Last spring (2010) I found a sitter for The Child and I took off for Boston, where my sister was......well, preparing to die, although none of us really knew that at the time. Her tongue cancer had returned and had taken her voice, the voice which had still sounded high-pitched and childlike even during its last utterances. Her voice, before its decline, had been so animated that during healthier times, she had been asked to record outgoing phone announcements for businesses.
She was a shadow of her former self last spring (2010), but we dared not think of the end. She and I held conversations with her side being written into a notebook, with florid handwriting, impeccable spelling and perfect grammar. My sister was smart. She had skipped 4th grade, which, due to the high standards of education in the state of New York where we grew up, was nearly unheard of.
Over the course of that visit I became reluctantly accustomed to her weak, frail, silent body. She was still herself in spirit, thanks to her unfailing willingness to write.
On the day I returned home from that visit to my sister, The Child and I went to see the movie Shutter Island. It was quite appropriate because it was set in Boston. But the piece de resistance was the song This Bitter Earth which played during the credits at the end of the movie. I was mesmerized by it, and although the child was tugging on my sleeve to leave, I could not budge.
When we returned home after the movie, I found the Shutter Island sound track of This Bitter Earth on YouTube and emailed it to my sister. That was her kind of music.
Now I can rarely bring myself to listen to it. But today it presented itself and demanded another listening.

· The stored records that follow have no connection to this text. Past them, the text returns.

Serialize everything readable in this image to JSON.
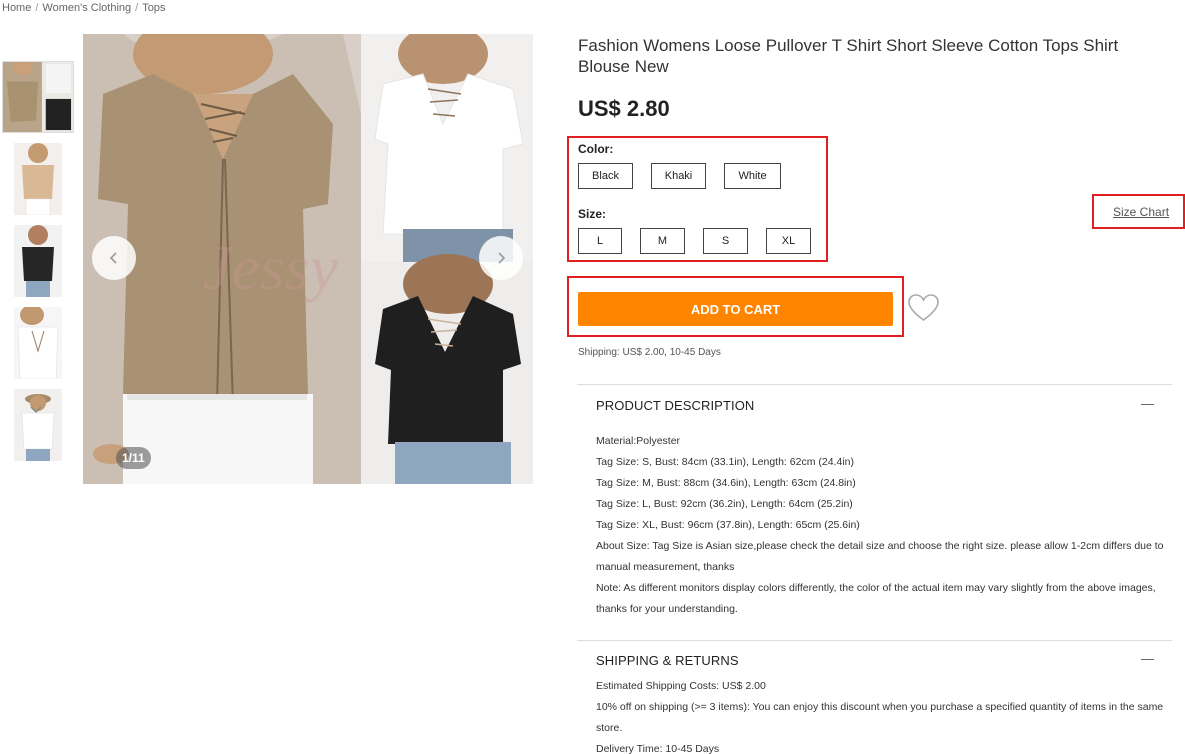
{
  "breadcrumb": [
    "Home",
    "Women's Clothing",
    "Tops"
  ],
  "product": {
    "title": "Fashion Womens Loose Pullover T Shirt Short Sleeve Cotton Tops Shirt Blouse New",
    "price": "US$ 2.80",
    "image_counter": "1/11"
  },
  "options": {
    "color_label": "Color:",
    "colors": [
      "Black",
      "Khaki",
      "White"
    ],
    "size_label": "Size:",
    "sizes": [
      "L",
      "M",
      "S",
      "XL"
    ],
    "size_chart": "Size Chart"
  },
  "cart": {
    "add_label": "ADD TO CART",
    "shipping": "Shipping: US$ 2.00, 10-45 Days"
  },
  "description": {
    "title": "PRODUCT DESCRIPTION",
    "lines": [
      "Material:Polyester",
      "Tag Size: S, Bust: 84cm (33.1in), Length: 62cm (24.4in)",
      "Tag Size: M, Bust: 88cm (34.6in), Length: 63cm (24.8in)",
      "Tag Size: L, Bust: 92cm (36.2in), Length: 64cm (25.2in)",
      "Tag Size: XL, Bust: 96cm (37.8in), Length: 65cm (25.6in)",
      "About Size: Tag Size is Asian size,please check the detail size and choose the right size. please allow 1-2cm differs due to manual measurement, thanks",
      "Note: As different monitors display colors differently, the color of the actual item may vary slightly from the above images, thanks for your understanding."
    ]
  },
  "shipping_returns": {
    "title": "SHIPPING & RETURNS",
    "lines": [
      "Estimated Shipping Costs: US$ 2.00",
      "10% off on shipping (>= 3 items): You can enjoy this discount when you purchase a specified quantity of items in the same store.",
      "Delivery Time: 10-45 Days"
    ]
  },
  "colors": {
    "accent": "#ff8400",
    "highlight": "#e02020"
  },
  "icons": {
    "prev": "chevron-left-icon",
    "next": "chevron-right-icon",
    "thumbs_down": "chevron-down-icon",
    "wishlist": "heart-icon",
    "collapse": "minus-icon"
  }
}
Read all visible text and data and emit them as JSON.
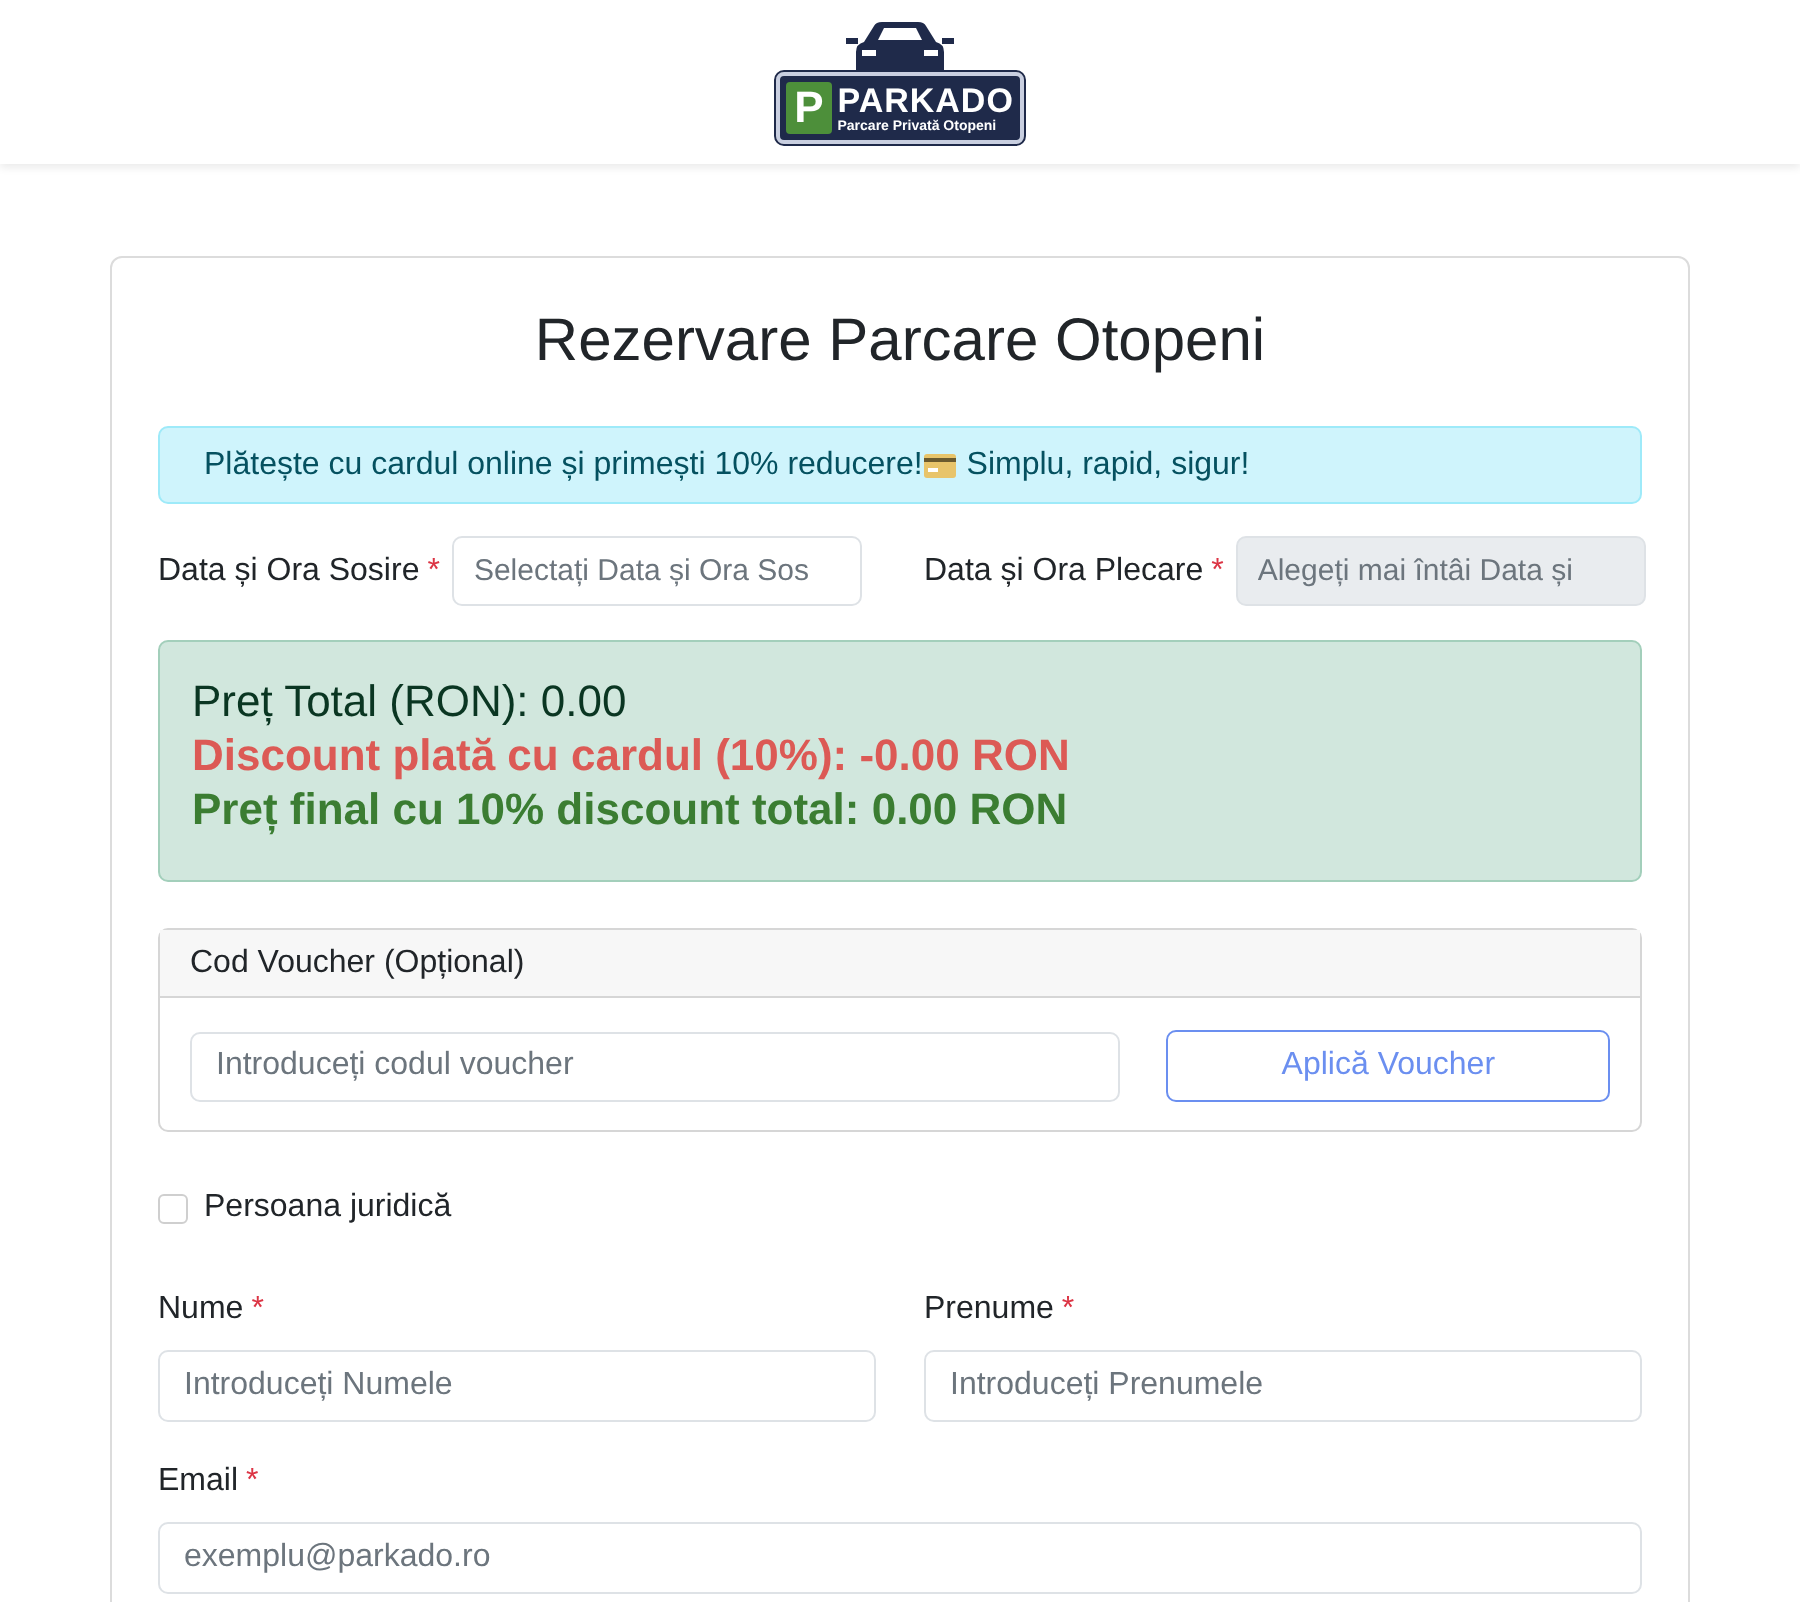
{
  "logo": {
    "name": "PARKADO",
    "letter": "P",
    "tagline": "Parcare Privată Otopeni"
  },
  "title": "Rezervare Parcare Otopeni",
  "alert": {
    "before": "Plătește cu cardul online și primești 10% reducere!",
    "after": "Simplu, rapid, sigur!"
  },
  "dates": [
    {
      "label": "Data și Ora Sosire",
      "required_mark": "*",
      "placeholder": "Selectați Data și Ora Sos",
      "disabled": false
    },
    {
      "label": "Data și Ora Plecare",
      "required_mark": "*",
      "placeholder": "Alegeți mai întâi Data și",
      "disabled": true
    }
  ],
  "price": {
    "total": "Preț Total (RON): 0.00",
    "discount": "Discount plată cu cardul (10%): -0.00 RON",
    "final": "Preț final cu 10% discount total: 0.00 RON"
  },
  "voucher": {
    "header": "Cod Voucher (Opțional)",
    "placeholder": "Introduceți codul voucher",
    "button": "Aplică Voucher"
  },
  "company": {
    "label": "Persoana juridică",
    "checked": false
  },
  "field_rows": [
    [
      {
        "label": "Nume",
        "required_mark": "*",
        "placeholder": "Introduceți Numele"
      },
      {
        "label": "Prenume",
        "required_mark": "*",
        "placeholder": "Introduceți Prenumele"
      }
    ],
    [
      {
        "label": "Email",
        "required_mark": "*",
        "placeholder": "exemplu@parkado.ro"
      }
    ]
  ]
}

I was transported back to that time, in the spring of 2010, when my sister was still alive.